▸ **Your instructions**
Could you please find each line in the records that contains the word "Perspective" and copy it?

(Entries from a dataset of interfaces)
--- START ---

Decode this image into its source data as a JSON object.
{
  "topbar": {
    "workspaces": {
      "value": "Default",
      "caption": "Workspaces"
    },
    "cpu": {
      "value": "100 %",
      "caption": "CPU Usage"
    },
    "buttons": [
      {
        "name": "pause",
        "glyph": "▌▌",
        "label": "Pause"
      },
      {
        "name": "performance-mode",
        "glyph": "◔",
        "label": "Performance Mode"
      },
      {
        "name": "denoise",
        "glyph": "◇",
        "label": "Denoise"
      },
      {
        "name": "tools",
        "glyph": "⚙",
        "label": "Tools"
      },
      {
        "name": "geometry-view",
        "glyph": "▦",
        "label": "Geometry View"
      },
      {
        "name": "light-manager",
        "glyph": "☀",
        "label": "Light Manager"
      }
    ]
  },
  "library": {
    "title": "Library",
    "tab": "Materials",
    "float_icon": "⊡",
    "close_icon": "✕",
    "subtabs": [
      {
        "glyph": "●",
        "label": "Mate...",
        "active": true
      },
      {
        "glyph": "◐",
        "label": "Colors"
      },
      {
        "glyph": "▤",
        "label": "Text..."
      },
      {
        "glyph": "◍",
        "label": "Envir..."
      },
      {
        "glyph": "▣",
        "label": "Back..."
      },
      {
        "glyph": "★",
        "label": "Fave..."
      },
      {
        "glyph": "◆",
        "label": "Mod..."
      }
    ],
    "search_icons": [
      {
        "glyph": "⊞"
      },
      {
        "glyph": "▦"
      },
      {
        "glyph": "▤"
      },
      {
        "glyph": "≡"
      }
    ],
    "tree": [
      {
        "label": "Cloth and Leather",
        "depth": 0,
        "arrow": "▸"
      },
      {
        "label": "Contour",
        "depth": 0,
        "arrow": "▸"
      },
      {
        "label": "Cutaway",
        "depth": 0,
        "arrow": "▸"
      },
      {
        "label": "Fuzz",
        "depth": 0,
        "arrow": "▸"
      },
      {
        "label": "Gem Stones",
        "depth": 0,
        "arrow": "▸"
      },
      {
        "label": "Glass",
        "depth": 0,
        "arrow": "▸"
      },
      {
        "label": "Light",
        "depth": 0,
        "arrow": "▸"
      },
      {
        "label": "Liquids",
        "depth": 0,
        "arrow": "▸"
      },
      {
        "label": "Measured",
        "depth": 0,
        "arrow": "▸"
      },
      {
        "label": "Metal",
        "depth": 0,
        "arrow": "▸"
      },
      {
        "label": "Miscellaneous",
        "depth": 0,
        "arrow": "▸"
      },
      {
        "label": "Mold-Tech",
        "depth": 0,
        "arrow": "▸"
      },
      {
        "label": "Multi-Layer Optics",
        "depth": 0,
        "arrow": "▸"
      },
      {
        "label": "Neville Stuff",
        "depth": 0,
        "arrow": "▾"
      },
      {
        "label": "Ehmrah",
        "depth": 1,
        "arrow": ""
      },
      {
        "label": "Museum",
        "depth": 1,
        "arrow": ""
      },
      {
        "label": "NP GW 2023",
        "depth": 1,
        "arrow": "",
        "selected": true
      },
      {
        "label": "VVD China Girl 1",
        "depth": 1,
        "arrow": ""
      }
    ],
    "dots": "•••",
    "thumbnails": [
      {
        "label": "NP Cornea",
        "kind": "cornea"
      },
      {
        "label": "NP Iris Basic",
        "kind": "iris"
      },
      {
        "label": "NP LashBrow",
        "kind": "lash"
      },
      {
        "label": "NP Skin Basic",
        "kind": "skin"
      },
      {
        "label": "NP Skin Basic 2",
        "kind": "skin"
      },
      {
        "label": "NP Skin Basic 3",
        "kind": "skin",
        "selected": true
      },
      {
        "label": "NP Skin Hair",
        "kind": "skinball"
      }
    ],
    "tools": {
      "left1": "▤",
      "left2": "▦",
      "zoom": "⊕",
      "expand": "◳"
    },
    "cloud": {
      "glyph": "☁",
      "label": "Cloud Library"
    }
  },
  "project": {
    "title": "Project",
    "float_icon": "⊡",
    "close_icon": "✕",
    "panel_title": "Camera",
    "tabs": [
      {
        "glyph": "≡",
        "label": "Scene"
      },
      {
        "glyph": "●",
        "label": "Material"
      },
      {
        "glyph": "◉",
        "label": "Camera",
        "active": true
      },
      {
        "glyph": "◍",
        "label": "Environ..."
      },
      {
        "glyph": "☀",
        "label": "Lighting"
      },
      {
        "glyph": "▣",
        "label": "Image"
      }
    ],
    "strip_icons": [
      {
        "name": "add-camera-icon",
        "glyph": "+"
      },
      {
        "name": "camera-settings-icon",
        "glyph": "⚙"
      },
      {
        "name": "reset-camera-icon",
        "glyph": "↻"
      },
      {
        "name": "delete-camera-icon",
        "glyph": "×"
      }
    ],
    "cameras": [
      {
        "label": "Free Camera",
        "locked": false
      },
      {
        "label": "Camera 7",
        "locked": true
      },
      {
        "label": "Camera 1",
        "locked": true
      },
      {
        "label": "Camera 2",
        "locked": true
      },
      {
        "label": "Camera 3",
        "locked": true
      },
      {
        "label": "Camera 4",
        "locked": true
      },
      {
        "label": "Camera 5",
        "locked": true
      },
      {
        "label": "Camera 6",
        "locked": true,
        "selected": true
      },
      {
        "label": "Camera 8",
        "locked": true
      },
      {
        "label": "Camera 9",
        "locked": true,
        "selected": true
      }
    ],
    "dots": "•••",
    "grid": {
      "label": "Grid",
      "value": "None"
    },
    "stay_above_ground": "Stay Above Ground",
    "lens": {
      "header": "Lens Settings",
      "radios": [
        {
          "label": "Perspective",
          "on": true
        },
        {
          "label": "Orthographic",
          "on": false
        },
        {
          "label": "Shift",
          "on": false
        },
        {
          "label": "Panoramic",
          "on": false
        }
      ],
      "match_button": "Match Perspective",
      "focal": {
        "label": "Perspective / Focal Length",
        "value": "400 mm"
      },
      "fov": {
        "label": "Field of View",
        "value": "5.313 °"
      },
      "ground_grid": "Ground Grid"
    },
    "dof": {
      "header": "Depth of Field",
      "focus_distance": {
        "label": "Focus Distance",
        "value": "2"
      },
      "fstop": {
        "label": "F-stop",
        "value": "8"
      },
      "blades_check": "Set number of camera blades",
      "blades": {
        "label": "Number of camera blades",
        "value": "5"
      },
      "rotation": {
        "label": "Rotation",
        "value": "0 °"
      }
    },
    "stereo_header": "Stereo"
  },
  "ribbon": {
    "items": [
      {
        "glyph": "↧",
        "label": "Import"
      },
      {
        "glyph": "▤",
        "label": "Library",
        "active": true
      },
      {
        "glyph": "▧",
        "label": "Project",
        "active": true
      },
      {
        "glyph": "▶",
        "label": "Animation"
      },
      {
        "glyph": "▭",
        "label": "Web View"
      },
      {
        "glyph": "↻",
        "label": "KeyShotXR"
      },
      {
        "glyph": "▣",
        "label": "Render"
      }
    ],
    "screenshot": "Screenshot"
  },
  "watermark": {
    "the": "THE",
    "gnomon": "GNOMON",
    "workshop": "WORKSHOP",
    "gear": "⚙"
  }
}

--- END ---

▸ **Expected output**
          "label": "Perspective",
      "match_button": "Match Perspective",
        "label": "Perspective / Focal Length",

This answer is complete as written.